Dataset rows for apps and sites:
:::::
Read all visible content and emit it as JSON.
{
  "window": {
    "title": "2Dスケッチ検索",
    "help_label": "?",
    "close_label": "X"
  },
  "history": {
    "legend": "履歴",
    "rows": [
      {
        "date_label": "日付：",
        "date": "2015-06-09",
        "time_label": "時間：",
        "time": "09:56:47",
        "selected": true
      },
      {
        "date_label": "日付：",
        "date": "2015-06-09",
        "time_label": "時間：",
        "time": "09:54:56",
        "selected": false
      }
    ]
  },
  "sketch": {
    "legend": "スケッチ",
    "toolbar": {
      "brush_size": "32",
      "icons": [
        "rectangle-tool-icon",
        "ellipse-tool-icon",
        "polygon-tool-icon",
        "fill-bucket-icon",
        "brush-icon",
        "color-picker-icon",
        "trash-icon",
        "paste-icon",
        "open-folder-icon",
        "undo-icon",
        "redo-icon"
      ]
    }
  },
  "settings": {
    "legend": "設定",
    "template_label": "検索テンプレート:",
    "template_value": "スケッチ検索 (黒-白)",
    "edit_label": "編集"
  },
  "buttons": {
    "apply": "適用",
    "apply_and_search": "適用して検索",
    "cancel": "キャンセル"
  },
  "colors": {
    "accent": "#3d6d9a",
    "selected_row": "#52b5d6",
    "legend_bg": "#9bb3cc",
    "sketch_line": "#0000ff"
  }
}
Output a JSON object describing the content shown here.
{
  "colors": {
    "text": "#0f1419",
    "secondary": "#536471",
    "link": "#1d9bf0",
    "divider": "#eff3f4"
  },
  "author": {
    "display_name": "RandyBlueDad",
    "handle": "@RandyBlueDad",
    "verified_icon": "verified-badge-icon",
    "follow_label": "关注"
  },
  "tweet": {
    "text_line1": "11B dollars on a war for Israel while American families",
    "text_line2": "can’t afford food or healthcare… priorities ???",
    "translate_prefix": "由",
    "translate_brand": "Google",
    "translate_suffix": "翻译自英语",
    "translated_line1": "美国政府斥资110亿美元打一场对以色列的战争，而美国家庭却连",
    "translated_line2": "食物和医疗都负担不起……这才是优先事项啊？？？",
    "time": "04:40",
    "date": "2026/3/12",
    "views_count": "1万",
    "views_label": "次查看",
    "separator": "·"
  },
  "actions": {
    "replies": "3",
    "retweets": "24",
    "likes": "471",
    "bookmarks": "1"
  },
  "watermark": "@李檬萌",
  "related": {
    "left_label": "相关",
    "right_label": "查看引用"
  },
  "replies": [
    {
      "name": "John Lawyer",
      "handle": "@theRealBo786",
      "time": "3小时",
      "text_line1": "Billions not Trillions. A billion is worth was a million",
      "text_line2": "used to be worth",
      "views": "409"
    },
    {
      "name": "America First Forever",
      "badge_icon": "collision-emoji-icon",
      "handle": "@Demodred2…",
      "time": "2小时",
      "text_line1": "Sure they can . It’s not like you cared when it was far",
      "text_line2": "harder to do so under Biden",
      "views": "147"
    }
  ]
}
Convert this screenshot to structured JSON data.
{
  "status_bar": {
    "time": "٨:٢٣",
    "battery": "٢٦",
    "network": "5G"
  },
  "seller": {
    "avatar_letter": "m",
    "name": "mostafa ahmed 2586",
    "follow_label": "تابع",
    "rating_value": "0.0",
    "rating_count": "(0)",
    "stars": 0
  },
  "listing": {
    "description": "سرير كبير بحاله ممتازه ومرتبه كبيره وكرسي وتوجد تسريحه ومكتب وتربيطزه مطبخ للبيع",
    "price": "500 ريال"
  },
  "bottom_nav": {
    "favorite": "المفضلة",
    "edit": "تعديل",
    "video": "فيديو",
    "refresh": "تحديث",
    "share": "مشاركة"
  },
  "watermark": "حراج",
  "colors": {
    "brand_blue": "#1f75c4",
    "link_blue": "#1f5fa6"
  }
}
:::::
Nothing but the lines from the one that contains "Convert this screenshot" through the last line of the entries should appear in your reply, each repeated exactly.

Convert this screenshot to structured JSON data.
{
  "status_bar": {
    "time": "٨:٢٣",
    "battery": "٢٦",
    "network": "5G"
  },
  "seller": {
    "avatar_letter": "m",
    "name": "mostafa ahmed 2586",
    "follow_label": "تابع",
    "rating_value": "0.0",
    "rating_count": "(0)",
    "stars": 0
  },
  "listing": {
    "description": "سرير كبير بحاله ممتازه ومرتبه كبيره وكرسي وتوجد تسريحه ومكتب وتربيطزه مطبخ للبيع",
    "price": "500 ريال"
  },
  "bottom_nav": {
    "favorite": "المفضلة",
    "edit": "تعديل",
    "video": "فيديو",
    "refresh": "تحديث",
    "share": "مشاركة"
  },
  "watermark": "حراج",
  "colors": {
    "brand_blue": "#1f75c4",
    "link_blue": "#1f5fa6"
  }
}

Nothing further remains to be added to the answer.